Okay 320 fans,
After two days of frustration, 5 trips to see the helpful hardware man, and Fastenal twice, the Nikki 2D-30C, intake and exhaust system is all bolted together and ready to be bolted back on.
So for you to avoid the frustration and multiple trips to the parts store or hardware store for screws that do not exist, let's start from the beginning, literally.
Okay, so in the beginning when Nissan made cars for the US market, at least, one of their sale pitches was the little Datsuns' nuts and bolts were SAE. That is a fact, but somewhat stretching the truth as the screws, flat, Phillips, pan, or what ever else were and are metric! Yes, METRIC, thank-you Napoleon Bonapar-ty and Datsun-Man. So fast forward to yesterday and today as I made trip after trip trying to run down the metric screws for the Nikki Carburetor - and not just any run of the mill metric screw, that would be too easy.
Okay so by the numbers -
1. You will not find this one! The closest you can get is an M5 @.8 pitch or a 12/24 SAE screw. Neither one works properly. The M5 will go in and then start to bind and make its own thread. The 12/24 is loose, will tighten up with a lock washer, but will pull out if torqued too much. So what is the exact / correct screw? Sorry don't know at this time. M5 with a 1.25 pitch, maybe, but were to get it? Bottom line don't loose your screws!
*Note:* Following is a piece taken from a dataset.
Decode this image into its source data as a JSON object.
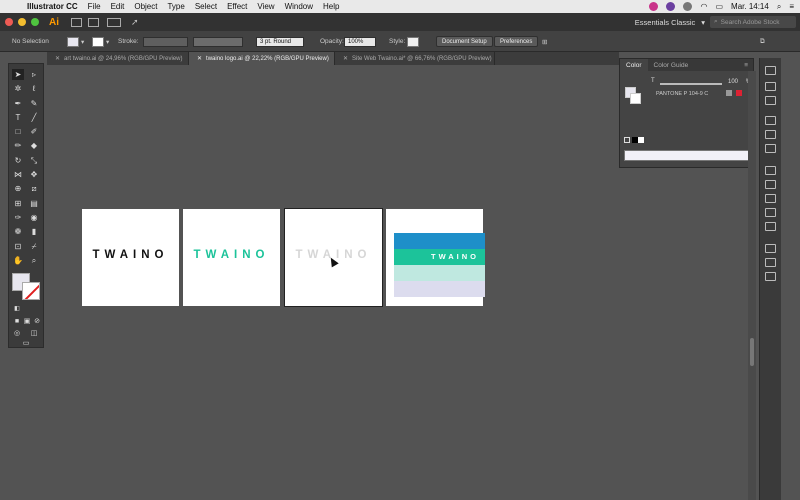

If you have your own tap and die set, then yes, by all means, re-thread these top holes in to a more common size. BUT only if you are better than average machinist, or have a professional do it for you. If you have all four original flat tip, pan head screws, then nothing to worry about, just do not loose them.
2. This one is simple enough. Its a M7 @ 1 pitch. The original M7 has a 0mm hex head, I just double checked, with a flat tip screw driver head. This is for two reason. Your original Datsun dealer was an American SAE car dealer first and you really do not need to torque these screw down any tighter, so no 10mm wrench and leverage.
3. These four nuts are 5/16th in at 24 and common enough at your local hardware store @ $1.09 ea.
4. Last ones, all four are SAE 1/4 at 24 and should be in the same container at the hardware store @ $.33 each.
So I was missing one top/#1 screw in the pic as well as the 3 M7 lock washers, the "Link Pump" that connect the accelerator arm, pump to the accelerator pump.
So, again, after numerous trips all over town the exhaust and intake assembly is complete.
Here are a few more item to look out for when rebuilding or cleaning up your Nikki carburetor -
Since rebuild kits are few and far between, though one in on eBay from DownUnder, you might have to make your own. So here is a pic of my preferred tools -
The straight and curved tip manicure scissor are "money" and I highly recommend both for cutting out your own gaskets! The rest you know - scissors, box cutter razors, a glove, felt tip pen, assorted drill bits and hole punch to make holes, and a good, never been touched cutting surface...don't tear up the counter top.
Over the years the float bowl will more than likely leaked, we all know this. But some people are lazy or in an emergency situation and will simply tighten all the screws up instead of replacing the gaskets. So this is what happens -
You can bend this back into shape a little, but be very careful. This is white metal/tootsie toy metal/pot metal, it can and will easily crack on you. I bent mine back into place using a crescent wrench. Simply place the wrench over the screw mounting hole and apply steady/firm pressure. Repeat on all four side. You will not get it perfect, but that's okay. All you need is a little as it will bend again when you place the float bowl glass and metal retaining ring back on. But this will help seal up the glass and the inner rubber o-ring.
Well that's about it. Watch the top four screws that secure the accelerator and choke cable to the throttle body assembly and be very careful bending the float bowl casing back into place.
And one final look -
More to follow tomorrow night's posting! I have managed to accomplish a few more tasks in putting the engine and transmission back together.